» Assignment
Write out, precisely and in full, each line of the material.

:::

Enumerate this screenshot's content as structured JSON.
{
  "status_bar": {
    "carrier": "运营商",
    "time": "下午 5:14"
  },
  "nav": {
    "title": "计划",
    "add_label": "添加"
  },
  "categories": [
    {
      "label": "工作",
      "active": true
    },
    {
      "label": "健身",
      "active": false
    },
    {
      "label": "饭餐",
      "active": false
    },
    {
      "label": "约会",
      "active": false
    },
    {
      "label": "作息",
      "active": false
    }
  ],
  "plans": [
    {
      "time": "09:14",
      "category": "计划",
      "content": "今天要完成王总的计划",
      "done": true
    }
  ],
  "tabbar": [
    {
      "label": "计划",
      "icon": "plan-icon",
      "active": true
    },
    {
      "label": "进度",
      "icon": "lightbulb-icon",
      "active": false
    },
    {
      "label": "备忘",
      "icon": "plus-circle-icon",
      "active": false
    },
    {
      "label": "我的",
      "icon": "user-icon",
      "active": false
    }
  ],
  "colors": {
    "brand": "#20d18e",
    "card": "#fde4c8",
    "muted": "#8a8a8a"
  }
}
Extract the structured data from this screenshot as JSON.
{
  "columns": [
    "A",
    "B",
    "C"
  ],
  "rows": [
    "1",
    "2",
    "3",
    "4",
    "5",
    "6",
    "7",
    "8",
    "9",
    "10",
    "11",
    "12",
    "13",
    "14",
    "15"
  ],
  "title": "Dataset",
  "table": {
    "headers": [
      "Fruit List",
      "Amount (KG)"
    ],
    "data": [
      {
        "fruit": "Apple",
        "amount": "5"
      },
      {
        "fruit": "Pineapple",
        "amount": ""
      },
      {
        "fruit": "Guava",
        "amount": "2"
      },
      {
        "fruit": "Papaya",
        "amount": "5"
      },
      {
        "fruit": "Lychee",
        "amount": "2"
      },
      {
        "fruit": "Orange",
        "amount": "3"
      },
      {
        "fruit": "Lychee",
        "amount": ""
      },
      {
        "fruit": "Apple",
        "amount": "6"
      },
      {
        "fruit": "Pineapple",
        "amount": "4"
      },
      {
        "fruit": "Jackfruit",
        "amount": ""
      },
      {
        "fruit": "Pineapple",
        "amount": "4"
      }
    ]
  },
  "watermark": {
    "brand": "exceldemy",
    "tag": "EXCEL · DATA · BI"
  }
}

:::

» Expected answer
Enumerate this screenshot's content as structured JSON.
{
  "status_bar": {
    "carrier": "运营商",
    "time": "下午 5:14"
  },
  "nav": {
    "title": "计划",
    "add_label": "添加"
  },
  "categories": [
    {
      "label": "工作",
      "active": true
    },
    {
      "label": "健身",
      "active": false
    },
    {
      "label": "饭餐",
      "active": false
    },
    {
      "label": "约会",
      "active": false
    },
    {
      "label": "作息",
      "active": false
    }
  ],
  "plans": [
    {
      "time": "09:14",
      "category": "计划",
      "content": "今天要完成王总的计划",
      "done": true
    }
  ],
  "tabbar": [
    {
      "label": "计划",
      "icon": "plan-icon",
      "active": true
    },
    {
      "label": "进度",
      "icon": "lightbulb-icon",
      "active": false
    },
    {
      "label": "备忘",
      "icon": "plus-circle-icon",
      "active": false
    },
    {
      "label": "我的",
      "icon": "user-icon",
      "active": false
    }
  ],
  "colors": {
    "brand": "#20d18e",
    "card": "#fde4c8",
    "muted": "#8a8a8a"
  }
}
Extract the structured data from this screenshot as JSON.
{
  "columns": [
    "A",
    "B",
    "C"
  ],
  "rows": [
    "1",
    "2",
    "3",
    "4",
    "5",
    "6",
    "7",
    "8",
    "9",
    "10",
    "11",
    "12",
    "13",
    "14",
    "15"
  ],
  "title": "Dataset",
  "table": {
    "headers": [
      "Fruit List",
      "Amount (KG)"
    ],
    "data": [
      {
        "fruit": "Apple",
        "amount": "5"
      },
      {
        "fruit": "Pineapple",
        "amount": ""
      },
      {
        "fruit": "Guava",
        "amount": "2"
      },
      {
        "fruit": "Papaya",
        "amount": "5"
      },
      {
        "fruit": "Lychee",
        "amount": "2"
      },
      {
        "fruit": "Orange",
        "amount": "3"
      },
      {
        "fruit": "Lychee",
        "amount": ""
      },
      {
        "fruit": "Apple",
        "amount": "6"
      },
      {
        "fruit": "Pineapple",
        "amount": "4"
      },
      {
        "fruit": "Jackfruit",
        "amount": ""
      },
      {
        "fruit": "Pineapple",
        "amount": "4"
      }
    ]
  },
  "watermark": {
    "brand": "exceldemy",
    "tag": "EXCEL · DATA · BI"
  }
}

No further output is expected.